The interesting legal issue on appeal was whether the pain and suffering award was supported by the evidence. Defendant argued that there was testimony that Camacho was unconscious immediately after the collision and therefore the amount of damages awarded was unwarranted. The police officer testified that when he arrived at the scene there was a doctor talking to Camacho. When the officer saw her, Camacho “was bleeding from her mouth, her head and ear area.” “She was basically trying to say something. I remember the blood coming out of her mouth and her fighting for her life. And apparently, she was more concerned about her child . . . you could see her eyes rolling towards the back . . . and you could hear the child screaming in the back in the car seat.” The officer testified further “It’s stuck in the back of my head, that picture of her just sitting there just trying to talk, I guess, gurgling blood and looking back towards her kid. I’ve worked a lot of wrecks; none of them ever bothered like this one has.”

Defendant argued that two of the eyewitnesses testified that Camacho was unconscious when they saw her immediately after the accident and, therefore, the amount of the jury’s verdict was unwarranted because Camacho was either completely unconscious or conscious for only a short period of time (ie. no “conscious pain and suffering”). The Court of Appeals rejected this argument and found that unless the jury’s verdict was so fragrantly excessive or inadequate in light of the evidence as to create a clear implication of bias, prejudice, or gross mistake by the jurors, it should be upheld. In a previous Court of Appeals decision from 2002, the Court had affirmed a $2,584,000. award for funeral expenses and pain and suffering when the medical evidence showed that death occurred within one or two minutes after an impact and the decedent may have lost consciousness prior to that.

This case has two hallmarks of a dangerous case to take to trial. The testimony of the Officer and the fact that a child was in the car and was screaming creates an extreme amount of sympathy for the decedent and her husband and child who survived her. Also, even though he admitted liability, there would be no sympathy for the drunk driver defendant. The jury’s award of almost $6M did not include any punitive damages, however, the size of the jury’s award suggests that it was angry. An angry jury is always a dangerous jury. It should be noted that the defense lawyer who tried this case is an excellent trial lawyer and I am sure he did the best that he could with this difficult case under the circumstances.

Please let me know if you would like a copy of the opinion. Also, please follow me on twitter. @rustmichaelj.


About the Author

Michael Rust graduated from Emory University in 1980 and Emory University School of Law in 1983 where he was Notes and Comments editor of the Emory Law Journal (Law Review). Since that time, he has maintained an active trial practice in the state of Georgia both in State and Federal Courts.
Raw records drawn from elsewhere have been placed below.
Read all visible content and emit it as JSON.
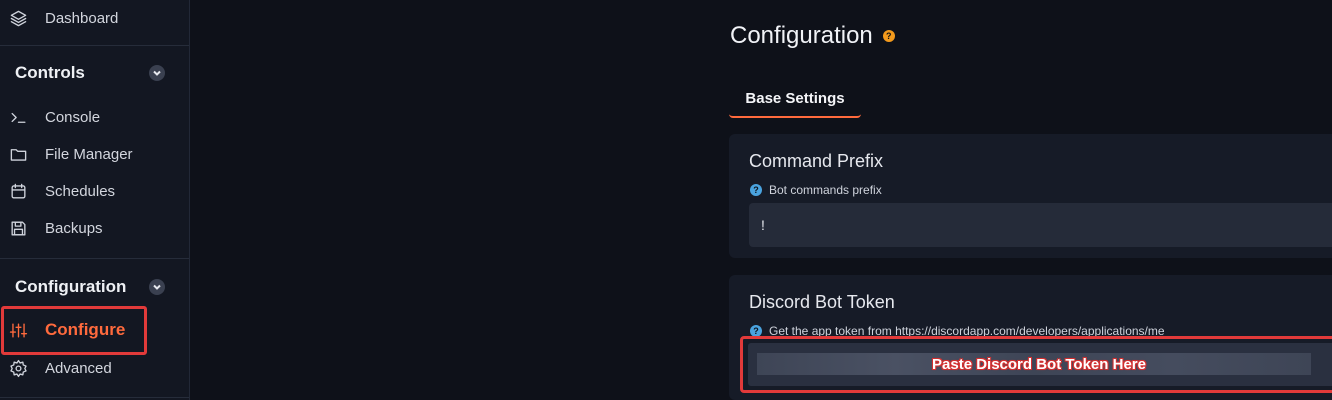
{
  "sidebar": {
    "dashboard": {
      "label": "Dashboard",
      "icon": "layers-icon"
    },
    "controls_header": "Controls",
    "controls": [
      {
        "label": "Console",
        "icon": "terminal-icon"
      },
      {
        "label": "File Manager",
        "icon": "folder-icon"
      },
      {
        "label": "Schedules",
        "icon": "calendar-icon"
      },
      {
        "label": "Backups",
        "icon": "save-icon"
      }
    ],
    "configuration_header": "Configuration",
    "configuration": [
      {
        "label": "Configure",
        "icon": "sliders-icon",
        "active": true
      },
      {
        "label": "Advanced",
        "icon": "gear-icon"
      }
    ]
  },
  "main": {
    "title": "Configuration",
    "help_glyph": "?",
    "tabs": [
      {
        "label": "Base Settings",
        "active": true
      }
    ],
    "fields": {
      "prefix": {
        "title": "Command Prefix",
        "hint": "Bot commands prefix",
        "value": "!"
      },
      "token": {
        "title": "Discord Bot Token",
        "hint": "Get the app token from https://discordapp.com/developers/applications/me",
        "annotation": "Paste Discord Bot Token Here"
      }
    }
  },
  "colors": {
    "accent": "#ff6a3d",
    "highlight": "#e23a3a",
    "help_orange": "#f39a1c",
    "help_blue": "#4aa3df"
  }
}
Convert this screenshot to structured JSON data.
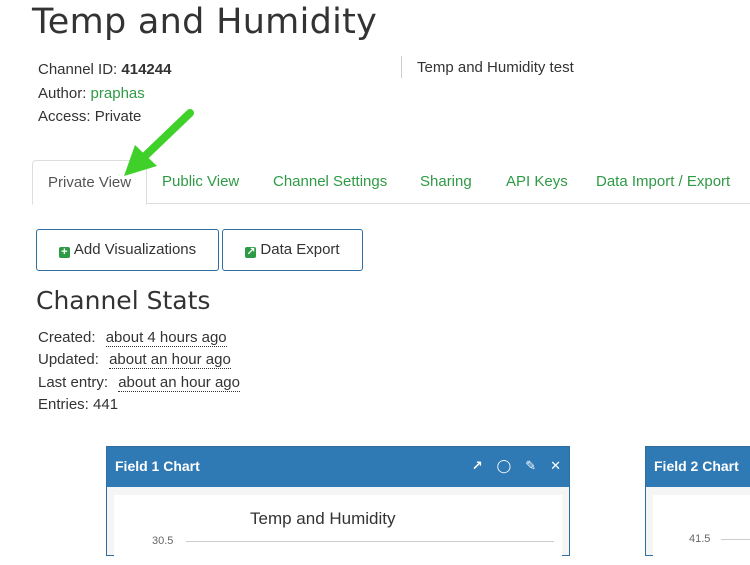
{
  "header": {
    "title": "Temp and Humidity"
  },
  "channel": {
    "id_label": "Channel ID:",
    "id_value": "414244",
    "author_label": "Author:",
    "author_value": "praphas",
    "access_label": "Access:",
    "access_value": "Private",
    "description": "Temp and Humidity test"
  },
  "tabs": [
    {
      "label": "Private View"
    },
    {
      "label": "Public View"
    },
    {
      "label": "Channel Settings"
    },
    {
      "label": "Sharing"
    },
    {
      "label": "API Keys"
    },
    {
      "label": "Data Import / Export"
    }
  ],
  "toolbar": {
    "add_visualizations_label": "Add Visualizations",
    "data_export_label": "Data Export"
  },
  "stats": {
    "title": "Channel Stats",
    "created_label": "Created:",
    "created_value": "about 4 hours ago",
    "updated_label": "Updated:",
    "updated_value": "about an hour ago",
    "last_entry_label": "Last entry:",
    "last_entry_value": "about an hour ago",
    "entries_text": "Entries: 441"
  },
  "panels": [
    {
      "title": "Field 1 Chart",
      "chart_title": "Temp and Humidity",
      "ytick": "30.5"
    },
    {
      "title": "Field 2 Chart",
      "ytick": "41.5"
    }
  ],
  "colors": {
    "brand_green": "#2f9a45",
    "panel_header_blue": "#2f79b4",
    "annotation_arrow": "#3fd12a"
  }
}
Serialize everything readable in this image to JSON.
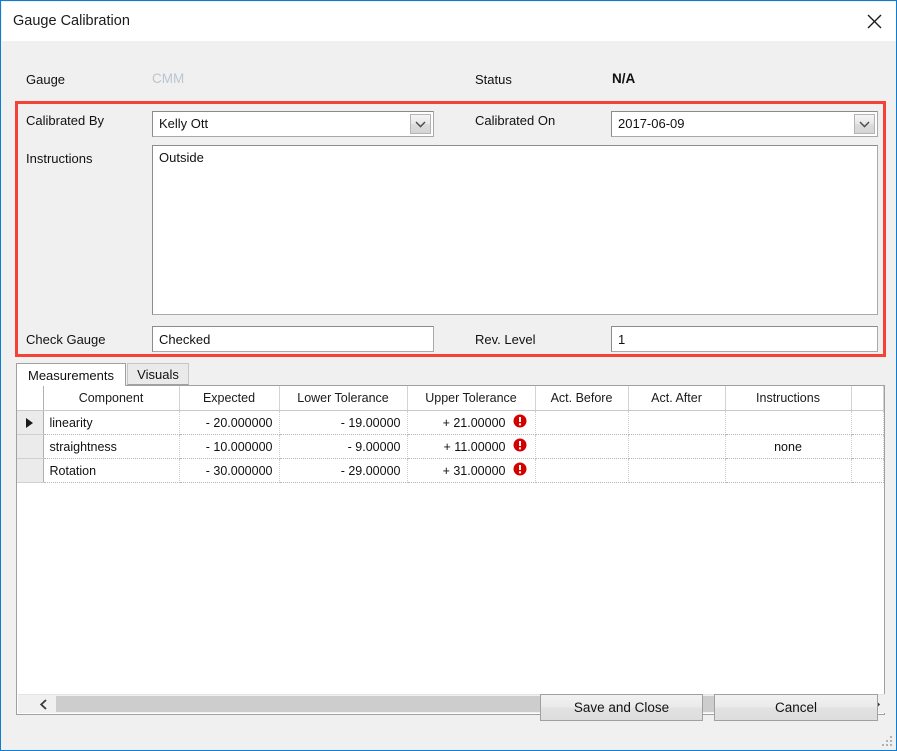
{
  "window": {
    "title": "Gauge Calibration",
    "close_icon": "close-icon",
    "accent_border": "#0c7cd5",
    "highlight_color": "#f44336"
  },
  "header": {
    "gauge_label": "Gauge",
    "gauge_value": "CMM",
    "status_label": "Status",
    "status_value": "N/A"
  },
  "form": {
    "calibrated_by_label": "Calibrated By",
    "calibrated_by_value": "Kelly Ott",
    "calibrated_on_label": "Calibrated On",
    "calibrated_on_value": "2017-06-09",
    "instructions_label": "Instructions",
    "instructions_value": "Outside",
    "check_gauge_label": "Check Gauge",
    "check_gauge_value": "Checked",
    "rev_level_label": "Rev. Level",
    "rev_level_value": "1"
  },
  "tabs": [
    {
      "label": "Measurements",
      "selected": true
    },
    {
      "label": "Visuals",
      "selected": false
    }
  ],
  "grid": {
    "columns": [
      "Component",
      "Expected",
      "Lower Tolerance",
      "Upper Tolerance",
      "Act. Before",
      "Act. After",
      "Instructions"
    ],
    "rows": [
      {
        "selected": true,
        "component": "linearity",
        "expected": "- 20.000000",
        "lower_tolerance": "- 19.00000",
        "upper_tolerance": "+ 21.00000",
        "upper_tolerance_icon": "error-icon",
        "act_before": "",
        "act_after": "",
        "instructions": ""
      },
      {
        "selected": false,
        "component": "straightness",
        "expected": "- 10.000000",
        "lower_tolerance": "- 9.00000",
        "upper_tolerance": "+ 11.00000",
        "upper_tolerance_icon": "error-icon",
        "act_before": "",
        "act_after": "",
        "instructions": "none"
      },
      {
        "selected": false,
        "component": "Rotation",
        "expected": "- 30.000000",
        "lower_tolerance": "- 29.00000",
        "upper_tolerance": "+ 31.00000",
        "upper_tolerance_icon": "error-icon",
        "act_before": "",
        "act_after": "",
        "instructions": ""
      }
    ],
    "scroll_left_icon": "chevron-left-icon",
    "scroll_right_icon": "chevron-right-icon"
  },
  "footer": {
    "save_label": "Save and Close",
    "cancel_label": "Cancel",
    "resize_grip_icon": "resize-grip-icon"
  }
}
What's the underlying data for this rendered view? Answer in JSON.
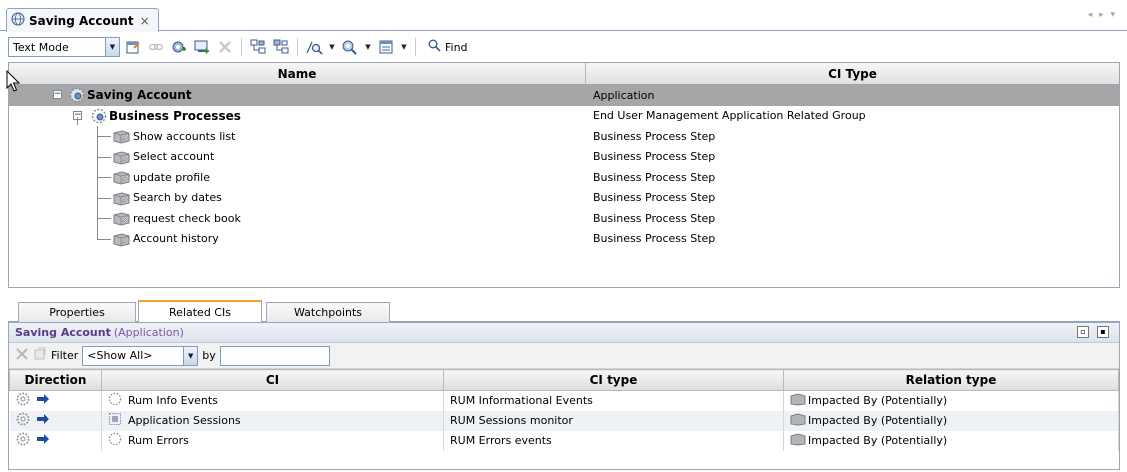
{
  "window": {
    "tab_title": "Saving Account",
    "tab_close": "×",
    "tab_nav": "◂ ▸ ▾"
  },
  "toolbar": {
    "mode_select": "Text Mode",
    "find_label": "Find"
  },
  "tree": {
    "columns": [
      "Name",
      "CI Type"
    ],
    "rows": [
      {
        "name": "Saving Account",
        "type": "Application",
        "level": 0,
        "bold": true,
        "selected": true
      },
      {
        "name": "Business Processes",
        "type": "End User Management Application Related Group",
        "level": 1,
        "bold": true,
        "selected": false
      },
      {
        "name": "Show accounts list",
        "type": "Business Process Step",
        "level": 2,
        "bold": false,
        "selected": false
      },
      {
        "name": "Select account",
        "type": "Business Process Step",
        "level": 2,
        "bold": false,
        "selected": false
      },
      {
        "name": "update profile",
        "type": "Business Process Step",
        "level": 2,
        "bold": false,
        "selected": false
      },
      {
        "name": "Search by dates",
        "type": "Business Process Step",
        "level": 2,
        "bold": false,
        "selected": false
      },
      {
        "name": "request check book",
        "type": "Business Process Step",
        "level": 2,
        "bold": false,
        "selected": false
      },
      {
        "name": "Account history",
        "type": "Business Process Step",
        "level": 2,
        "bold": false,
        "selected": false
      }
    ]
  },
  "bottom_tabs": [
    {
      "label": "Properties",
      "active": false
    },
    {
      "label": "Related CIs",
      "active": true
    },
    {
      "label": "Watchpoints",
      "active": false
    }
  ],
  "related": {
    "title_name": "Saving Account",
    "title_type": "(Application)",
    "filter_label": "Filter",
    "filter_value": "<Show All>",
    "by_label": "by",
    "columns": [
      "Direction",
      "CI",
      "CI type",
      "Relation type"
    ],
    "rows": [
      {
        "ci": "Rum Info Events",
        "ci_type": "RUM Informational Events",
        "relation": "Impacted By (Potentially)"
      },
      {
        "ci": "Application Sessions",
        "ci_type": "RUM Sessions monitor",
        "relation": "Impacted By (Potentially)"
      },
      {
        "ci": "Rum Errors",
        "ci_type": "RUM Errors events",
        "relation": "Impacted By (Potentially)"
      }
    ]
  },
  "colors": {
    "selection": "#a6a6a6",
    "active_tab_accent": "#f0a030",
    "panel_title_text": "#5a3a8a"
  },
  "icons": {
    "tab": "globe-icon",
    "toolbar": [
      "properties-icon",
      "link-icon",
      "add-ci-icon",
      "add-related-icon",
      "delete-icon",
      "expand-icon",
      "collapse-icon",
      "zoom-icon",
      "search-ci-icon",
      "layout-icon",
      "find-icon"
    ],
    "tree": [
      "expander-icon",
      "business-process-icon",
      "step-icon"
    ]
  }
}
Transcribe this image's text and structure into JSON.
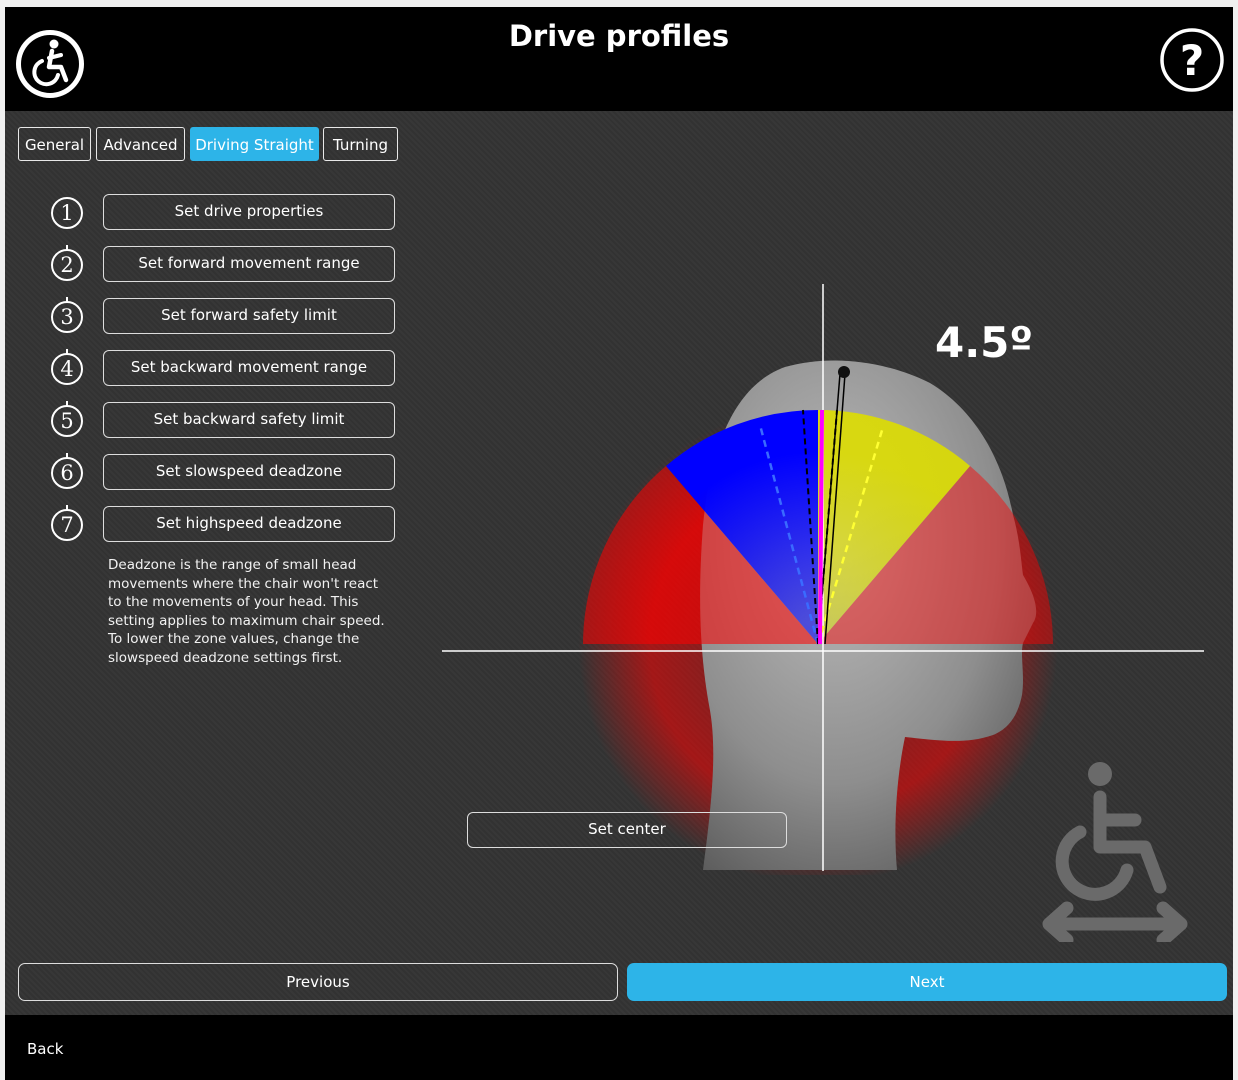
{
  "header": {
    "title": "Drive profiles"
  },
  "tabs": [
    {
      "label": "General",
      "active": false
    },
    {
      "label": "Advanced",
      "active": false
    },
    {
      "label": "Driving Straight",
      "active": true
    },
    {
      "label": "Turning",
      "active": false
    }
  ],
  "steps": [
    {
      "number": "1",
      "label": "Set drive properties"
    },
    {
      "number": "2",
      "label": "Set forward movement range"
    },
    {
      "number": "3",
      "label": "Set forward safety limit"
    },
    {
      "number": "4",
      "label": "Set backward movement range"
    },
    {
      "number": "5",
      "label": "Set backward safety limit"
    },
    {
      "number": "6",
      "label": "Set slowspeed deadzone"
    },
    {
      "number": "7",
      "label": "Set highspeed deadzone"
    }
  ],
  "description": "Deadzone is the range of small head movements where the chair won't react to the movements of your head. This setting applies to maximum chair speed. To lower the zone values, change the slowspeed deadzone settings first.",
  "head_tilt_angle": "4.5º",
  "set_center_label": "Set center",
  "nav": {
    "previous_label": "Previous",
    "next_label": "Next"
  },
  "footer": {
    "back_label": "Back"
  },
  "colors": {
    "accent": "#2db4e8",
    "safety_limit": "#ff0000",
    "backward_range": "#0000ff",
    "forward_range": "#e6e600",
    "current_position": "#ff00ff"
  },
  "icons": [
    "accessibility-icon",
    "help-icon",
    "wheelchair-move-icon"
  ]
}
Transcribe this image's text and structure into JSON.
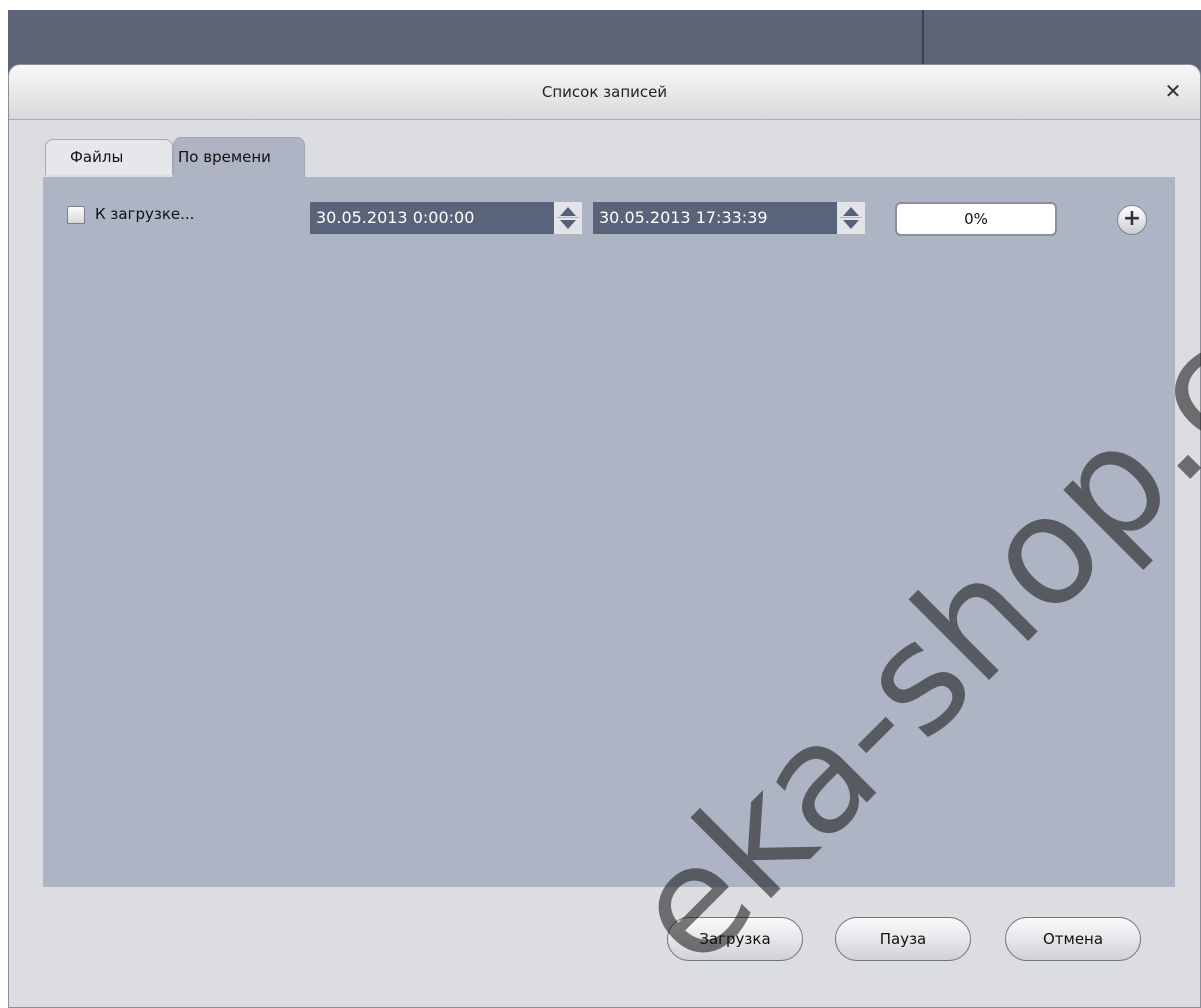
{
  "dialog": {
    "title": "Список записей",
    "close_glyph": "✕"
  },
  "tabs": [
    {
      "label": "Файлы",
      "active": false
    },
    {
      "label": "По времени",
      "active": true
    }
  ],
  "toolbar": {
    "checkbox_label": "К загрузке...",
    "checkbox_checked": false,
    "start_datetime": "30.05.2013 0:00:00",
    "end_datetime": "30.05.2013 17:33:39",
    "progress_text": "0%",
    "progress_value": 0,
    "add_icon": "plus-circle-icon",
    "add_glyph": "+"
  },
  "buttons": {
    "download": "Загрузка",
    "pause": "Пауза",
    "cancel": "Отмена"
  },
  "watermark": "eka-shop.com",
  "colors": {
    "app_background": "#5c6577",
    "panel": "#adb4c4",
    "datetime_field": "#59637a"
  }
}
Mr. Rust teaches litigation as part of Emory University School of Law’s annual Trial Practice Program. He has received AV rating from Martindale Hubble, the highest rating afforded to lawyers by their peers.